◆ **Extracted information**:
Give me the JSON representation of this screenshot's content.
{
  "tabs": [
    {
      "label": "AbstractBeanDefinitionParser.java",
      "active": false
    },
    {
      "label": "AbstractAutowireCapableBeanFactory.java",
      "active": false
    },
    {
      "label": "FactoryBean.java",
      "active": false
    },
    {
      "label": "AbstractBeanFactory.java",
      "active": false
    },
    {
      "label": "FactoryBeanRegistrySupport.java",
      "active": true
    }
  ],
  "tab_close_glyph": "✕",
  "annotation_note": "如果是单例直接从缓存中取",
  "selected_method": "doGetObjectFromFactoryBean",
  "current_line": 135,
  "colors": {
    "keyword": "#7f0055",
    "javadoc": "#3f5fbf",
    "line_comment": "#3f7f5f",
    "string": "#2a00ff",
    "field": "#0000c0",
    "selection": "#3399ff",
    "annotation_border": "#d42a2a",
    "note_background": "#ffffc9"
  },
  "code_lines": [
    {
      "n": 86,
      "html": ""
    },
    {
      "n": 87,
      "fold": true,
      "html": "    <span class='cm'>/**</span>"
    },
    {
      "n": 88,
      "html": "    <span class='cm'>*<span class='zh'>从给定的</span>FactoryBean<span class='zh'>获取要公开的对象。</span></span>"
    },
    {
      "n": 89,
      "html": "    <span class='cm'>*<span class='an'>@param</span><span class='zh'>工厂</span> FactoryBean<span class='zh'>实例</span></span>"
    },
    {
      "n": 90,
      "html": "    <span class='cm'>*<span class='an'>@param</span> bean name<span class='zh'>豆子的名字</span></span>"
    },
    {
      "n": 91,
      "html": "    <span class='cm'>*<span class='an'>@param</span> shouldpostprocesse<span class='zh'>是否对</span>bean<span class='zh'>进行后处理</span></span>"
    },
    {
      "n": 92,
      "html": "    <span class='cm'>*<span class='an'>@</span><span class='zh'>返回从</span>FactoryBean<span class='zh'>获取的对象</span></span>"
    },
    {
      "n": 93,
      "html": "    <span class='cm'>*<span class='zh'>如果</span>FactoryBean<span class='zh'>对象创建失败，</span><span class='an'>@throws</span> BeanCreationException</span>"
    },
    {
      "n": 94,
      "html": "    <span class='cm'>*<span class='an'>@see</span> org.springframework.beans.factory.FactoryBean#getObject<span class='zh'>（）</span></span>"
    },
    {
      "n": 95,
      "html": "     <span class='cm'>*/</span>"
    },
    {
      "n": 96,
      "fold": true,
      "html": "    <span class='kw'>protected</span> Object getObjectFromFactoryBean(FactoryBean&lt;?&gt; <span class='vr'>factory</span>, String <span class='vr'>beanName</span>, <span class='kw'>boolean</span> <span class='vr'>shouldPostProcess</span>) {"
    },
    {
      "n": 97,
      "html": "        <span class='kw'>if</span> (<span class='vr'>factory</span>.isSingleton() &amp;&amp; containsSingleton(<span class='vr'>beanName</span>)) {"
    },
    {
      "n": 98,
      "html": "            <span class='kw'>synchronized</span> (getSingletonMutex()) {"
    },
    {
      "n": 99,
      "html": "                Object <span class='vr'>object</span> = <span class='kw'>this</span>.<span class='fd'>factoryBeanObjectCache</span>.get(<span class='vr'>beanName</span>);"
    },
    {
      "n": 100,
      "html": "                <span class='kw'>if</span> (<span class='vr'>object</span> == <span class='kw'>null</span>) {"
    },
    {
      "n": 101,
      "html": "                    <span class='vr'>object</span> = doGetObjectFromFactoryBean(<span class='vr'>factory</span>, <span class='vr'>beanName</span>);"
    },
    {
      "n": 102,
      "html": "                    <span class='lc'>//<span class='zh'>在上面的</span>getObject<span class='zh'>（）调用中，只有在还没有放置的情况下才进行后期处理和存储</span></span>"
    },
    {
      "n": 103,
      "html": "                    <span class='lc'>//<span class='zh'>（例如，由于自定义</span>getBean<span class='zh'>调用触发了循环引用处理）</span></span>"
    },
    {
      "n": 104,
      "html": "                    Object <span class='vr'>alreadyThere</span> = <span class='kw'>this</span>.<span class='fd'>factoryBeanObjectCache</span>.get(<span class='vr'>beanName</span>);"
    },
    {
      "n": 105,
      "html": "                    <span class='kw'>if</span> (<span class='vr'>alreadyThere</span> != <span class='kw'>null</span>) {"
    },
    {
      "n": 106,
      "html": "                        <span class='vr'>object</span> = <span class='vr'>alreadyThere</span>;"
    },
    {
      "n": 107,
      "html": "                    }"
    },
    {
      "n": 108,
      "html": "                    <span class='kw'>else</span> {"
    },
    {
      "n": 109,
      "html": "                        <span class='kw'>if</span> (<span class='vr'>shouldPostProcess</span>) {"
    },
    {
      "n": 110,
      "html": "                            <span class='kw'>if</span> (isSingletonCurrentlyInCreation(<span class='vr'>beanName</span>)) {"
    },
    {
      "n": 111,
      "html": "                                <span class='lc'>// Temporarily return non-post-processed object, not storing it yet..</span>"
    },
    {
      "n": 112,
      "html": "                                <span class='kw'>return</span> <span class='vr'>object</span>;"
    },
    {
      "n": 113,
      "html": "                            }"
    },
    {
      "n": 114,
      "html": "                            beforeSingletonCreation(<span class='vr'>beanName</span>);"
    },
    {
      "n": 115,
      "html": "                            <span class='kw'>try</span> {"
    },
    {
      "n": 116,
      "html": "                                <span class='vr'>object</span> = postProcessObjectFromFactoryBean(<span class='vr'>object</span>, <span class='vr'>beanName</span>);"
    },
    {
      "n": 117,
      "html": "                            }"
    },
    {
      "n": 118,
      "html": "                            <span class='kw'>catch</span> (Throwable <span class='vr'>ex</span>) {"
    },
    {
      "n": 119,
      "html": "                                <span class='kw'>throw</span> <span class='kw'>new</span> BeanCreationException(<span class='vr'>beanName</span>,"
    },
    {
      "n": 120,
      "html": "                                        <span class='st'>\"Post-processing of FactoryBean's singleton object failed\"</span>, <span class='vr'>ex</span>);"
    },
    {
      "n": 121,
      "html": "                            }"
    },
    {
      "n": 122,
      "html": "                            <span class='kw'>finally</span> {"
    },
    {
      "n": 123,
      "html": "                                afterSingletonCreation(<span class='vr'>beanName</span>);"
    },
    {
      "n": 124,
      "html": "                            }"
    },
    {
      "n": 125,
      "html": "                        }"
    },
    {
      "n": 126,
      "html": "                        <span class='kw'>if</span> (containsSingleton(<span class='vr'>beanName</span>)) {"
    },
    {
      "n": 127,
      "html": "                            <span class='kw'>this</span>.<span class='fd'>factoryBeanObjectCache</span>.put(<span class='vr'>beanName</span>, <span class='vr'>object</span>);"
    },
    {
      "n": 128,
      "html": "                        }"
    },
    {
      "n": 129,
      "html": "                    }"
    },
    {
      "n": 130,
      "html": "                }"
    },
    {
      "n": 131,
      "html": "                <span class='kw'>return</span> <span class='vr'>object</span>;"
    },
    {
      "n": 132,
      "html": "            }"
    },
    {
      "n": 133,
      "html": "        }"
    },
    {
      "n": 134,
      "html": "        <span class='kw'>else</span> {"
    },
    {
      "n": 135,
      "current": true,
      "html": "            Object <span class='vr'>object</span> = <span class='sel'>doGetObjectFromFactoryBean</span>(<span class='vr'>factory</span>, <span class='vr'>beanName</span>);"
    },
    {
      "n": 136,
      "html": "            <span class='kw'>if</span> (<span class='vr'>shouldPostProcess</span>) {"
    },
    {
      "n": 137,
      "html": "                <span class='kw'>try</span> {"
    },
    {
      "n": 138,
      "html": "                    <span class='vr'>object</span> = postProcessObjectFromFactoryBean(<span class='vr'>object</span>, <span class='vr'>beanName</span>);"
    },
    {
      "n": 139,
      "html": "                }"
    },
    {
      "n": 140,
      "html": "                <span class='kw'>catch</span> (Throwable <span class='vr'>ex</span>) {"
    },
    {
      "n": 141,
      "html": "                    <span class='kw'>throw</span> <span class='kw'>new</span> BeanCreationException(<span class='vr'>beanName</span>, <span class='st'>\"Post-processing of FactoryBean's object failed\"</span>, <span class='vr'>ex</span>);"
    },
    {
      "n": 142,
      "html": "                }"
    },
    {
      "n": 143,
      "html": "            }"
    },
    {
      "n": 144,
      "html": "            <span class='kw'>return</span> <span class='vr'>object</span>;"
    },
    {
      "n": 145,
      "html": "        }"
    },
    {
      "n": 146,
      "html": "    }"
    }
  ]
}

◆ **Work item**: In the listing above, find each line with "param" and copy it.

◆ **Answer for this exercise**:
      "html": "    <span class='cm'>*<span class='an'>@param</span><span class='zh'>工厂</span> FactoryBean<span class='zh'>实例</span></span>"
      "html": "    <span class='cm'>*<span class='an'>@param</span> bean name<span class='zh'>豆子的名字</span></span>"
      "html": "    <span class='cm'>*<span class='an'>@param</span> shouldpostprocesse<span class='zh'>是否对</span>bean<span class='zh'>进行后处理</span></span>"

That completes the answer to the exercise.